● REQUIRED ACTION
Copy the data verbatim and leave out every picture.

● DATA FOR THIS EXERCISE
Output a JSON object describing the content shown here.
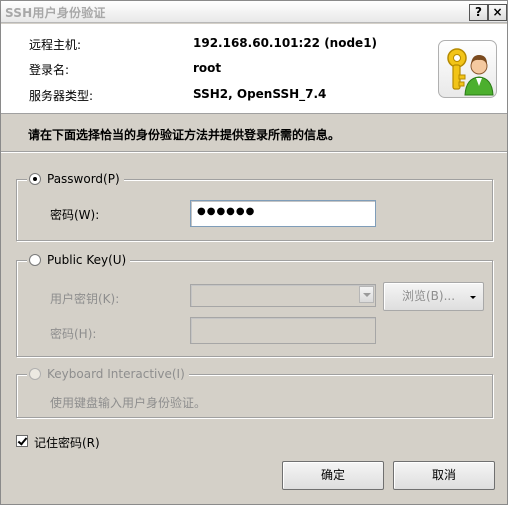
{
  "window": {
    "title": "SSH用户身份验证",
    "help_label": "?",
    "close_label": "×"
  },
  "info": {
    "host_label": "远程主机:",
    "host_value": "192.168.60.101:22 (node1)",
    "login_label": "登录名:",
    "login_value": "root",
    "server_type_label": "服务器类型:",
    "server_type_value": "SSH2, OpenSSH_7.4",
    "icon": "user-key-icon"
  },
  "instruction": "请在下面选择恰当的身份验证方法并提供登录所需的信息。",
  "password_group": {
    "label": "Password(P)",
    "selected": true,
    "field_label": "密码(W):",
    "field_value_masked": "●●●●●●"
  },
  "pubkey_group": {
    "label": "Public Key(U)",
    "selected": false,
    "user_key_label": "用户密钥(K):",
    "user_key_value": "",
    "browse_label": "浏览(B)...",
    "passphrase_label": "密码(H):",
    "passphrase_value": ""
  },
  "keyboard_group": {
    "label": "Keyboard Interactive(I)",
    "selected": false,
    "description": "使用键盘输入用户身份验证。"
  },
  "remember": {
    "label": "记住密码(R)",
    "checked": true
  },
  "buttons": {
    "ok": "确定",
    "cancel": "取消"
  }
}
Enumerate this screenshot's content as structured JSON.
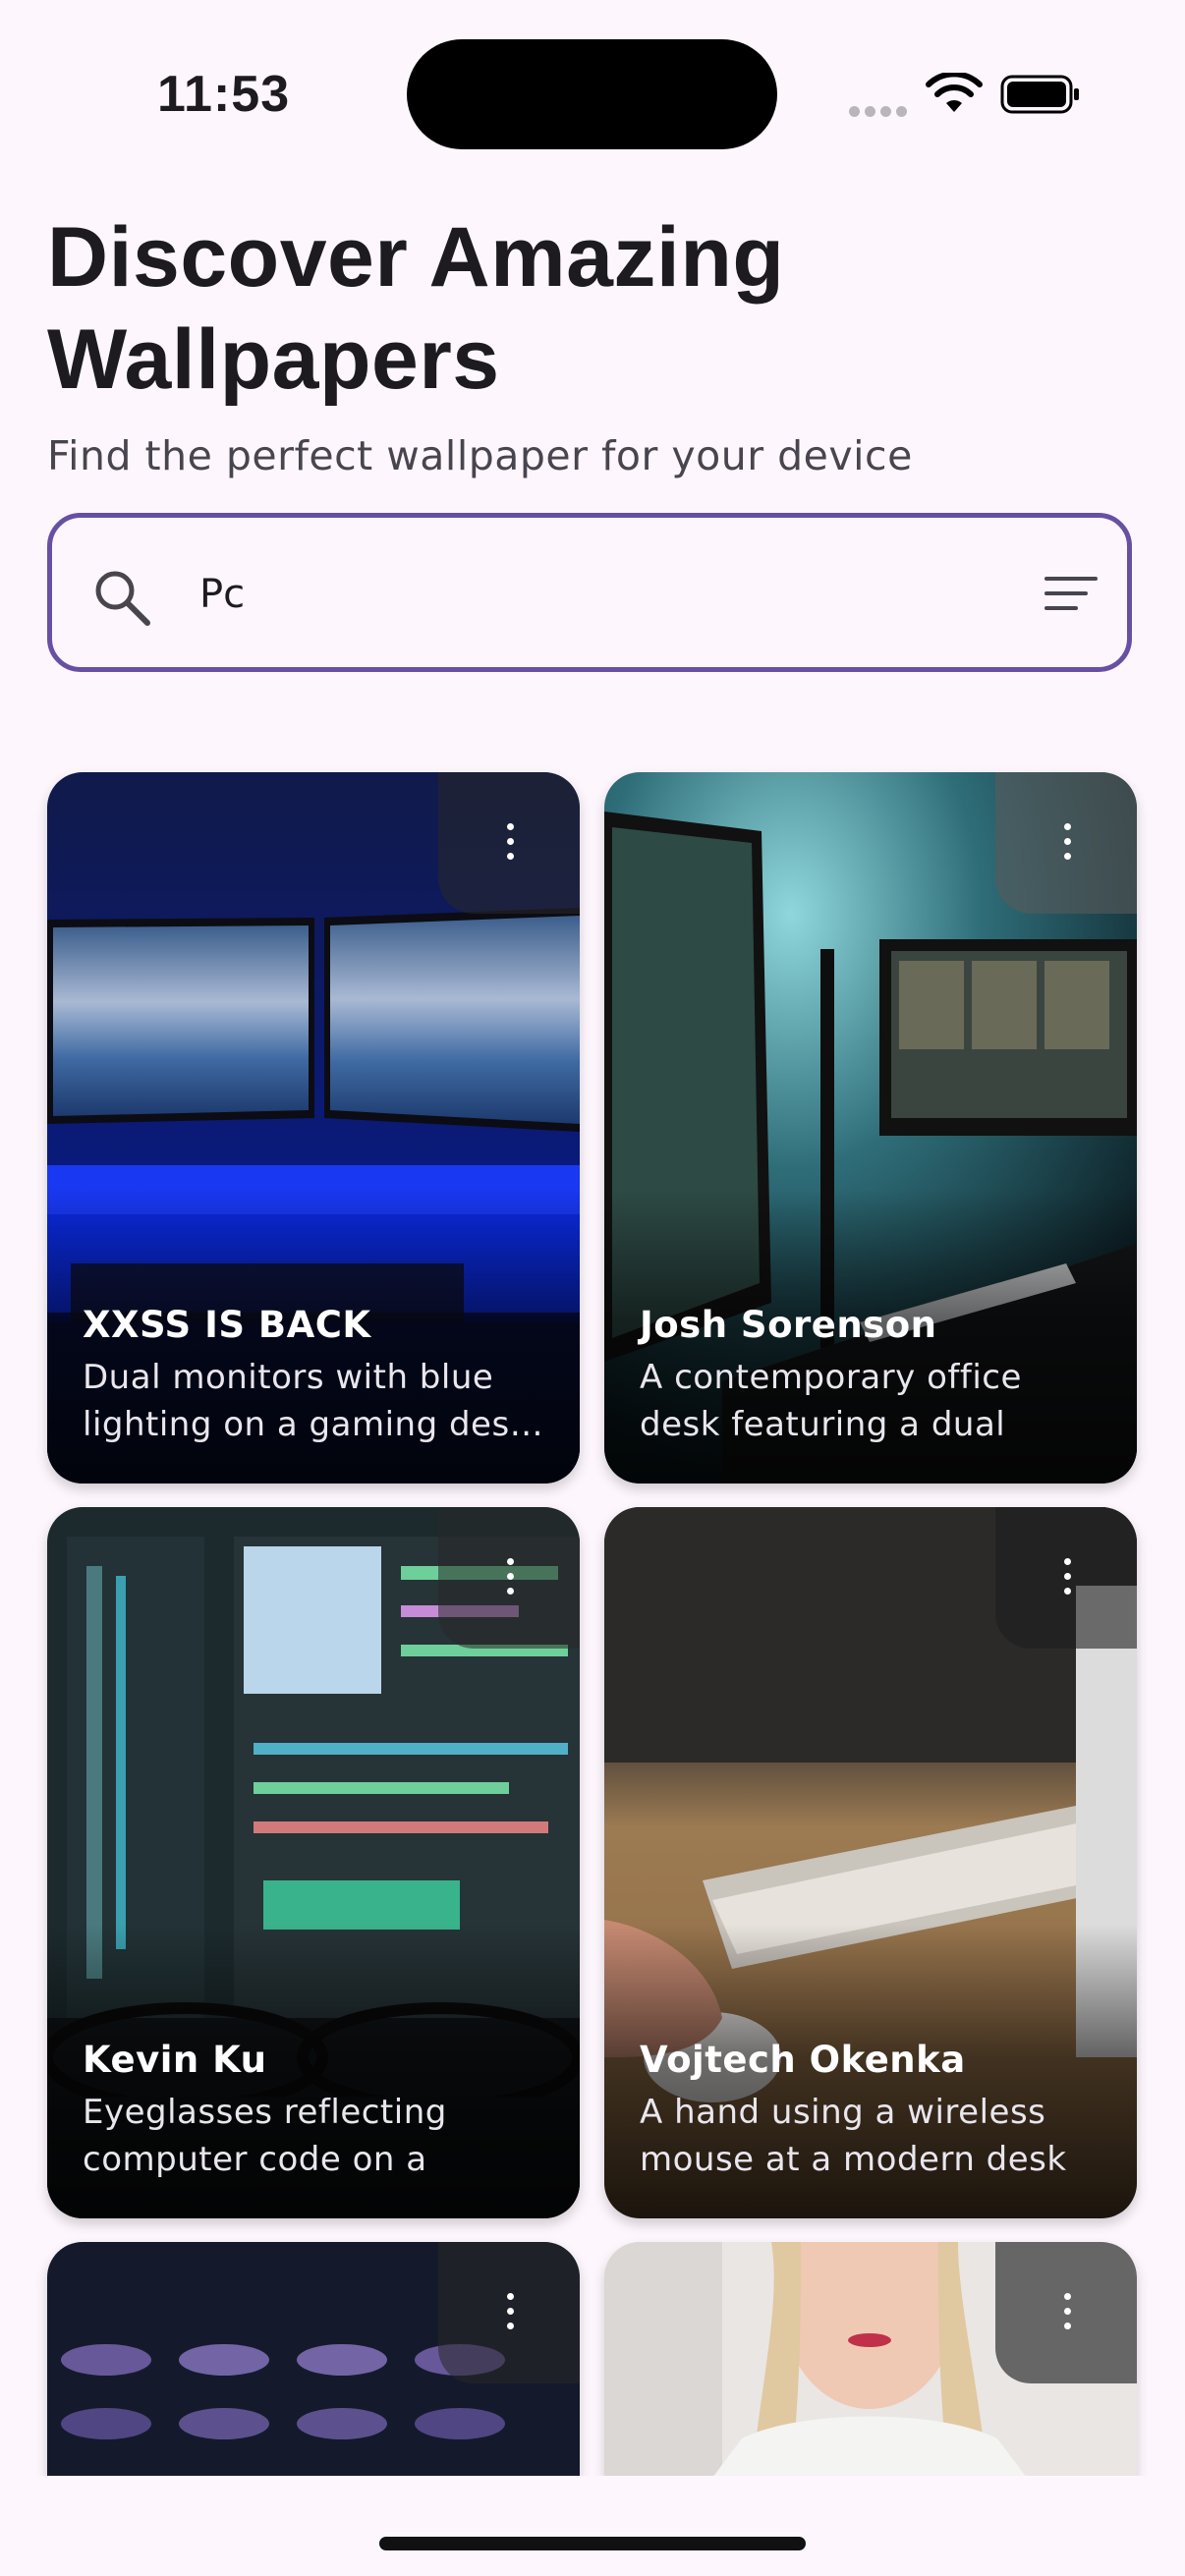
{
  "status_bar": {
    "time": "11:53"
  },
  "header": {
    "title": "Discover Amazing Wallpapers",
    "subtitle": "Find the perfect wallpaper for your device"
  },
  "search": {
    "value": "Pc",
    "icon": "search-icon",
    "filter_icon": "filter-icon",
    "accent": "#6750a4"
  },
  "wallpapers": [
    {
      "author": "XXSS IS BACK",
      "description": "Dual monitors with blue lighting on a gaming des…"
    },
    {
      "author": "Josh Sorenson",
      "description": "A contemporary office desk featuring a dual mo…"
    },
    {
      "author": "Kevin Ku",
      "description": "Eyeglasses reflecting computer code on a moni…"
    },
    {
      "author": "Vojtech Okenka",
      "description": "A hand using a wireless mouse at a modern desk …"
    },
    {
      "author": "",
      "description": ""
    },
    {
      "author": "",
      "description": ""
    }
  ]
}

● EXERCISE ANSWER
Output a JSON object describing the content shown here.
{
  "window": {
    "title": "SSH用户身份验证",
    "help_label": "?",
    "close_label": "×"
  },
  "info": {
    "host_label": "远程主机:",
    "host_value": "192.168.60.101:22 (node1)",
    "login_label": "登录名:",
    "login_value": "root",
    "server_type_label": "服务器类型:",
    "server_type_value": "SSH2, OpenSSH_7.4",
    "icon": "user-key-icon"
  },
  "instruction": "请在下面选择恰当的身份验证方法并提供登录所需的信息。",
  "password_group": {
    "label": "Password(P)",
    "selected": true,
    "field_label": "密码(W):",
    "field_value_masked": "●●●●●●"
  },
  "pubkey_group": {
    "label": "Public Key(U)",
    "selected": false,
    "user_key_label": "用户密钥(K):",
    "user_key_value": "",
    "browse_label": "浏览(B)...",
    "passphrase_label": "密码(H):",
    "passphrase_value": ""
  },
  "keyboard_group": {
    "label": "Keyboard Interactive(I)",
    "selected": false,
    "description": "使用键盘输入用户身份验证。"
  },
  "remember": {
    "label": "记住密码(R)",
    "checked": true
  },
  "buttons": {
    "ok": "确定",
    "cancel": "取消"
  }
}
Enumerate this screenshot's content as structured JSON.
{
  "status_bar": {
    "time": "11:53"
  },
  "header": {
    "title": "Discover Amazing Wallpapers",
    "subtitle": "Find the perfect wallpaper for your device"
  },
  "search": {
    "value": "Pc",
    "icon": "search-icon",
    "filter_icon": "filter-icon",
    "accent": "#6750a4"
  },
  "wallpapers": [
    {
      "author": "XXSS IS BACK",
      "description": "Dual monitors with blue lighting on a gaming des…"
    },
    {
      "author": "Josh Sorenson",
      "description": "A contemporary office desk featuring a dual mo…"
    },
    {
      "author": "Kevin Ku",
      "description": "Eyeglasses reflecting computer code on a moni…"
    },
    {
      "author": "Vojtech Okenka",
      "description": "A hand using a wireless mouse at a modern desk …"
    },
    {
      "author": "",
      "description": ""
    },
    {
      "author": "",
      "description": ""
    }
  ]
}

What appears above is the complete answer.